----- Provided records
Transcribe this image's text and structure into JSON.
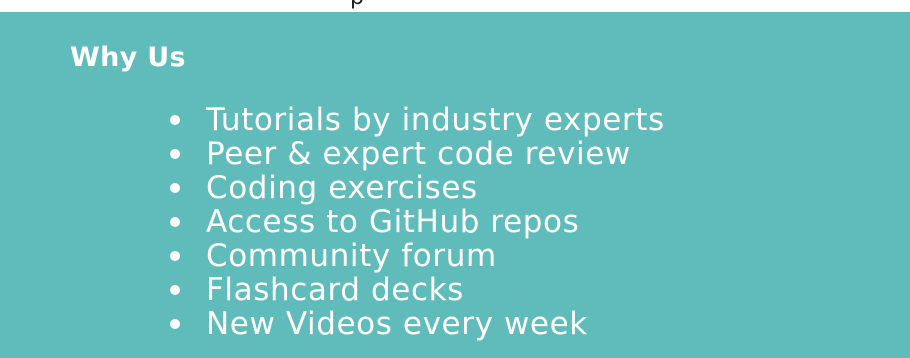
{
  "top_fragment": "p",
  "section": {
    "title": "Why Us",
    "items": [
      {
        "label": "Tutorials by industry experts"
      },
      {
        "label": "Peer & expert code review"
      },
      {
        "label": "Coding exercises"
      },
      {
        "label": "Access to GitHub repos"
      },
      {
        "label": "Community forum"
      },
      {
        "label": "Flashcard decks"
      },
      {
        "label": "New Videos every week"
      }
    ]
  },
  "colors": {
    "panel_background": "#5fbcba",
    "text": "#ffffff"
  }
}
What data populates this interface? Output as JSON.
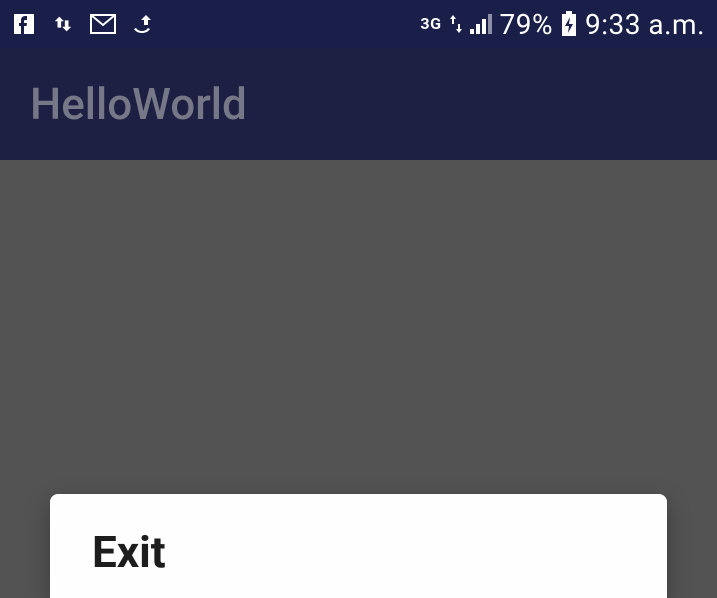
{
  "status": {
    "network_label": "3G",
    "battery_pct": "79%",
    "time": "9:33 a.m."
  },
  "app_bar": {
    "title": "HelloWorld"
  },
  "dialog": {
    "title": "Exit"
  }
}
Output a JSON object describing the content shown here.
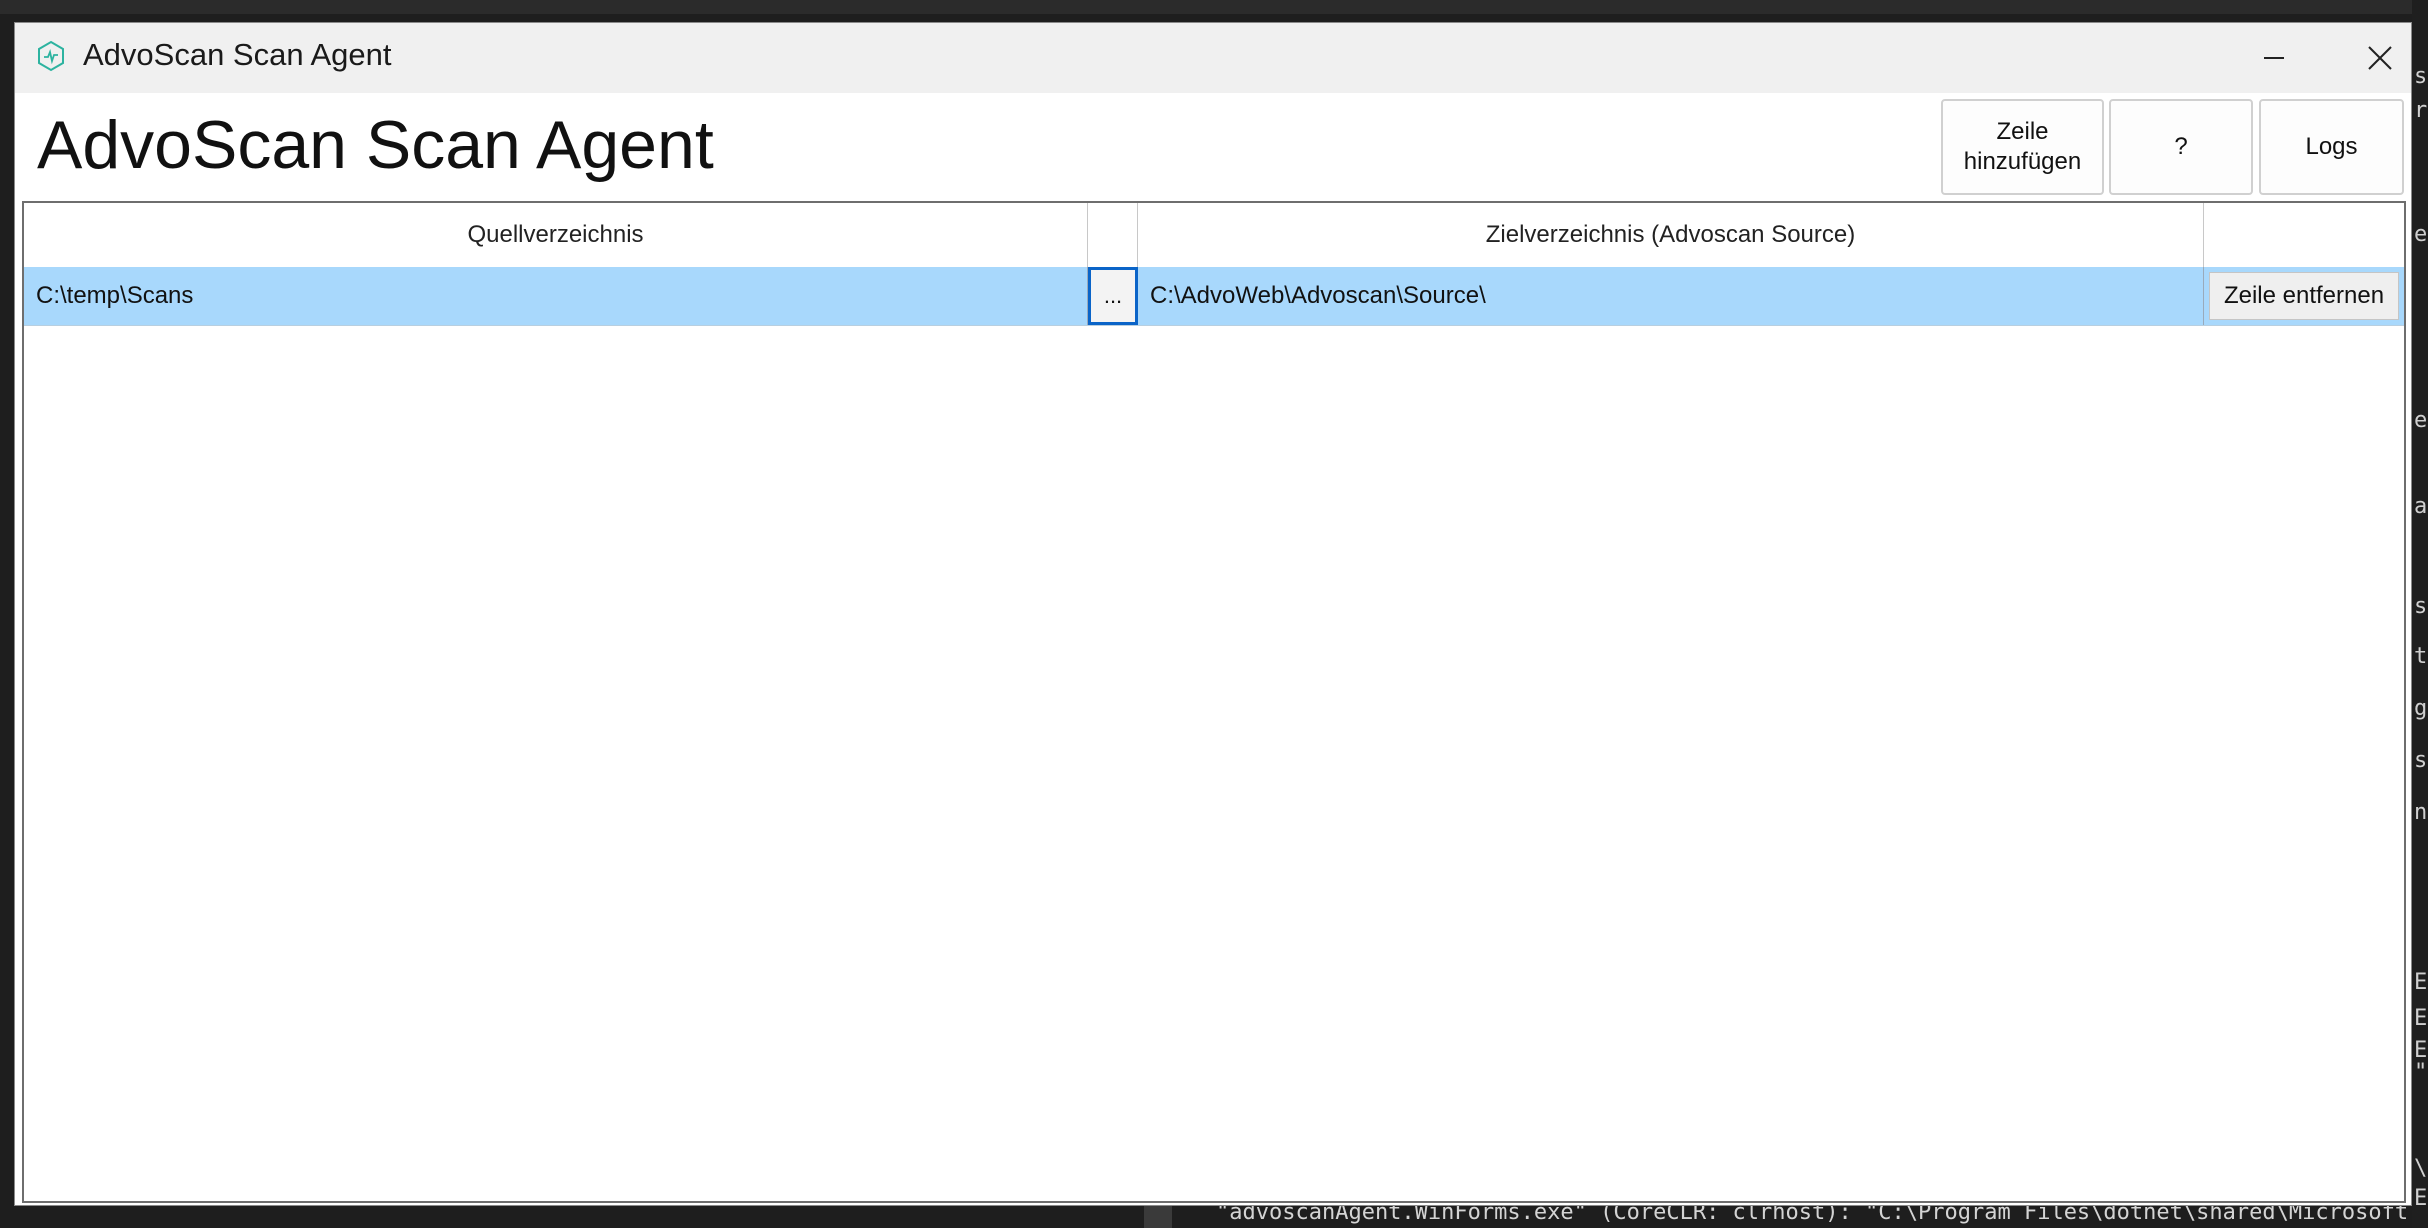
{
  "window": {
    "title": "AdvoScan Scan Agent",
    "icon": "app-logo-icon"
  },
  "heading": "AdvoScan Scan Agent",
  "toolbar": {
    "add_row_label": "Zeile\nhinzufügen",
    "help_label": "?",
    "logs_label": "Logs"
  },
  "grid": {
    "columns": [
      "Quellverzeichnis",
      "",
      "Zielverzeichnis (Advoscan Source)",
      ""
    ],
    "rows": [
      {
        "source": "C:\\temp\\Scans",
        "browse_label": "...",
        "target": "C:\\AdvoWeb\\Advoscan\\Source\\",
        "remove_label": "Zeile entfernen"
      }
    ]
  },
  "background": {
    "output_line": "\"advoscanAgent.WinForms.exe\" (CoreCLR: clrhost): \"C:\\Program Files\\dotnet\\shared\\Microsoft.NET",
    "right_fragments": [
      "st",
      "re",
      "ei",
      "e",
      "a",
      "ss",
      "to",
      "g",
      "sla",
      "nt",
      "E",
      "E",
      "E",
      "\"",
      "\\",
      "E"
    ]
  },
  "colors": {
    "selection": "#a8d8fc",
    "focus_border": "#0a64c8",
    "titlebar": "#f0f0f0"
  }
}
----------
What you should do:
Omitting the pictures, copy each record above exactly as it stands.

Answer below:
Transcribe this image's text and structure into JSON.
{
  "top_fragment": "p",
  "section": {
    "title": "Why Us",
    "items": [
      {
        "label": "Tutorials by industry experts"
      },
      {
        "label": "Peer & expert code review"
      },
      {
        "label": "Coding exercises"
      },
      {
        "label": "Access to GitHub repos"
      },
      {
        "label": "Community forum"
      },
      {
        "label": "Flashcard decks"
      },
      {
        "label": "New Videos every week"
      }
    ]
  },
  "colors": {
    "panel_background": "#5fbcba",
    "text": "#ffffff"
  }
}
What data populates this interface? Output as JSON.
{
  "status": {
    "network_label": "3G",
    "battery_pct": "79%",
    "time": "9:33 a.m."
  },
  "app_bar": {
    "title": "HelloWorld"
  },
  "dialog": {
    "title": "Exit"
  }
}
Output a JSON object describing the content shown here.
{
  "window": {
    "title": "AdvoScan Scan Agent",
    "icon": "app-logo-icon"
  },
  "heading": "AdvoScan Scan Agent",
  "toolbar": {
    "add_row_label": "Zeile\nhinzufügen",
    "help_label": "?",
    "logs_label": "Logs"
  },
  "grid": {
    "columns": [
      "Quellverzeichnis",
      "",
      "Zielverzeichnis (Advoscan Source)",
      ""
    ],
    "rows": [
      {
        "source": "C:\\temp\\Scans",
        "browse_label": "...",
        "target": "C:\\AdvoWeb\\Advoscan\\Source\\",
        "remove_label": "Zeile entfernen"
      }
    ]
  },
  "background": {
    "output_line": "\"advoscanAgent.WinForms.exe\" (CoreCLR: clrhost): \"C:\\Program Files\\dotnet\\shared\\Microsoft.NET",
    "right_fragments": [
      "st",
      "re",
      "ei",
      "e",
      "a",
      "ss",
      "to",
      "g",
      "sla",
      "nt",
      "E",
      "E",
      "E",
      "\"",
      "\\",
      "E"
    ]
  },
  "colors": {
    "selection": "#a8d8fc",
    "focus_border": "#0a64c8",
    "titlebar": "#f0f0f0"
  }
}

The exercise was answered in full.